An 18-month delay in the removal of the Fort Augusta Adult Correctional Centre to make way for the Fort Augusta Container Terminal has put in doubt Jamaica's ability to be ready for the opening of the expanded Panama Canal in 2014.
The issue was raised at Wednesday's meeting of Parliament's Public Administration and Appropriations Committee (PAAC) at Gordon House, which looked at developments in the Ministry of National Security.
Permanent secretary in the ministry, Annmarie Barnes, confirmed that the Port Authority had informed the ministry of the need for the removal of the all-female prison. However, she said that the notice was adjusted and the ministry given at least 18 more months.
Commissioner of the Department of Correctional Services (DSC) Lt Colonel Sean Prendergast told the committee that the DSC had done minimal repairs to the South Camp Adult Correctional Centre in Kingston in order to move the Fort Augusta inmates there. However, with the relaxation of the notice, the department says it now has time to do the costing in time for 2013/2014 budget funding to finance "major construction" works for the relocation of the 250 women.
Prendergast said that among the structural problems at the South Camp facility, which formerly housed 250 male inmates, is that it only has male cells, with no proper "ablution" (female toilet) facilities and was not suitable for housing women.
But former minister of transport and works Mike Henry, now an Opposition member of the PAAC, told the committee that an 18-month delay would be in conflict with the timeframe for the opening of the Panama Canal, and could jeopardise "one of the most important economic opportunities for the country to recover itself".
"An 18-month extension will never meet with plans for the reopening of the Panama Canal, which is so important to the country," said Henry, who was instrumental in negotiating the project under the previous government.
After committee chairman Edmund Bartlett insisted on a timeline for the removal of the inmates and the handing over of the site, the permanent secretary admitted that the DCS did not have a date for the removal of the prison.
However, she said that because the ministry anticipates that the prison will have to be removed some time soon, the DCS was preparing itself for it.
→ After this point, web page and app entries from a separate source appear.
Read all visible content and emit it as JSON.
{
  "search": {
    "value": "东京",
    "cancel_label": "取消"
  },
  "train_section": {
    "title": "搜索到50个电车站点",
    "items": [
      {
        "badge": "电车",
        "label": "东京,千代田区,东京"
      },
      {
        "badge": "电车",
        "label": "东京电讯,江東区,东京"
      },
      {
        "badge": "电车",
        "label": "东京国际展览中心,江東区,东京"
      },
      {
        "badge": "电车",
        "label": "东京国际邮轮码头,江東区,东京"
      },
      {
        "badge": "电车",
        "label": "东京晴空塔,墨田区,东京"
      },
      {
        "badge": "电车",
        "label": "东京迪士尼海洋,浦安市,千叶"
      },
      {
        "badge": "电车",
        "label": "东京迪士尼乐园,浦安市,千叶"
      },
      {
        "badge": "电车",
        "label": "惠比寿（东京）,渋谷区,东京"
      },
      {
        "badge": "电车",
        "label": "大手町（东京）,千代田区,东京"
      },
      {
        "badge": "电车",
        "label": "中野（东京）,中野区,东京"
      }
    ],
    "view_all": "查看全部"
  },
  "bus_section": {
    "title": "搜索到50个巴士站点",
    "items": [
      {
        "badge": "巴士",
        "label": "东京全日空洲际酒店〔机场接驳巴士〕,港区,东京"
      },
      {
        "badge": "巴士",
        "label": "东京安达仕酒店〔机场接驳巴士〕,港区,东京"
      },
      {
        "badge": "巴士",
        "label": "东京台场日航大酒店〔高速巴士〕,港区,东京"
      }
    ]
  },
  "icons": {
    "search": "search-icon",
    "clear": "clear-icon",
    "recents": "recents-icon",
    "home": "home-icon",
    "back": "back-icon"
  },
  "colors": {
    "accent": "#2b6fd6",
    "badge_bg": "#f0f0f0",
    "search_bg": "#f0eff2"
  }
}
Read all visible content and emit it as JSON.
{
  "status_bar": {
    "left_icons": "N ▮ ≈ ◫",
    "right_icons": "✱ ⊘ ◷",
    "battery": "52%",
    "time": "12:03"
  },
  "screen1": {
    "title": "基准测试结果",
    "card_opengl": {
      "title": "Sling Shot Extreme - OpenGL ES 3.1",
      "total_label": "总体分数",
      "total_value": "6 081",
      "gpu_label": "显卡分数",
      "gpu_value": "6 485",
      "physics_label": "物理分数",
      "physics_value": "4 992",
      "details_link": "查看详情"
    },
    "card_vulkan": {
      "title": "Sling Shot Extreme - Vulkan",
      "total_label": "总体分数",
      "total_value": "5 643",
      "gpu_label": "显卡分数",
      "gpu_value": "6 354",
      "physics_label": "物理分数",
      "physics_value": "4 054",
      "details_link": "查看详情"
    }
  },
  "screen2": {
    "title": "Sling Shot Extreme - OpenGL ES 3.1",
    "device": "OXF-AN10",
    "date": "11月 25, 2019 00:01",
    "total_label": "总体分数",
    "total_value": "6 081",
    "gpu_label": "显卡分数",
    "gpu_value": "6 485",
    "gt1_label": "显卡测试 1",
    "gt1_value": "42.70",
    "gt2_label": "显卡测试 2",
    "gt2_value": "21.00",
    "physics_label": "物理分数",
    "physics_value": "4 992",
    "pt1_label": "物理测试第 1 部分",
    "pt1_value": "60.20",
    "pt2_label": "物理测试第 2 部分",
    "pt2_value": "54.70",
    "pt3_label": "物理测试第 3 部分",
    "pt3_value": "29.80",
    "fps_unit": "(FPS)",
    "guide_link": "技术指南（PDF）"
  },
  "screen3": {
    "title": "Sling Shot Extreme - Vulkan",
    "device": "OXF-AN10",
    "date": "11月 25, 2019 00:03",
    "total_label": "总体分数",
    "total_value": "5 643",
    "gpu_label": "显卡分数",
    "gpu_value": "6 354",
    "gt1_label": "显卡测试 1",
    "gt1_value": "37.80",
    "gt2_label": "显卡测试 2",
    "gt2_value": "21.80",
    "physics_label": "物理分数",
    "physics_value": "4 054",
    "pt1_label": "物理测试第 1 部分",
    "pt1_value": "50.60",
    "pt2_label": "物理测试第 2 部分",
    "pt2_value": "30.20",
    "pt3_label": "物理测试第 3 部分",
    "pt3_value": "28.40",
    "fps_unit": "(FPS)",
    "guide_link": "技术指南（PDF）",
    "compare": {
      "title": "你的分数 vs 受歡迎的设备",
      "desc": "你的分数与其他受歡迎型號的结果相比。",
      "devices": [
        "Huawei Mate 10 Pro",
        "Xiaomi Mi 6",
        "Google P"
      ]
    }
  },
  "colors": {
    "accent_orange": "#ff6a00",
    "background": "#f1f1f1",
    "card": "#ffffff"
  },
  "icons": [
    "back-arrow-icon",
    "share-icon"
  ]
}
But she explained that because the ministry is strapped for cash, the DCS wouldn't want to spend money now on something that is delayed, when it has other demands that are critical, and so the Fort Augusta removal has been put on hold for the time being
"However, the Ministry of Finance works very well with the Ministry of National Security, because it understands the importance of what we have to do on other levels," she said. "And so, when we get the notice that we need to remove from Fort Augusta, we will ensure that in collaboration with the Ministry of Finance, we allocate the funds to do the work that the DCS needs to get done to facilitate the move."
She assured the committee that the ministry would not let the Fort Augusta prison become an impediment to "the progress and development of Jamaica".
The terminal is one of three projects, including the North South link of Highway 2000 and the Gordon Cay container transshipment hub, considered of strategic importance to the development of the Jamaican economy, particularly the opening of the widened Panama Canal.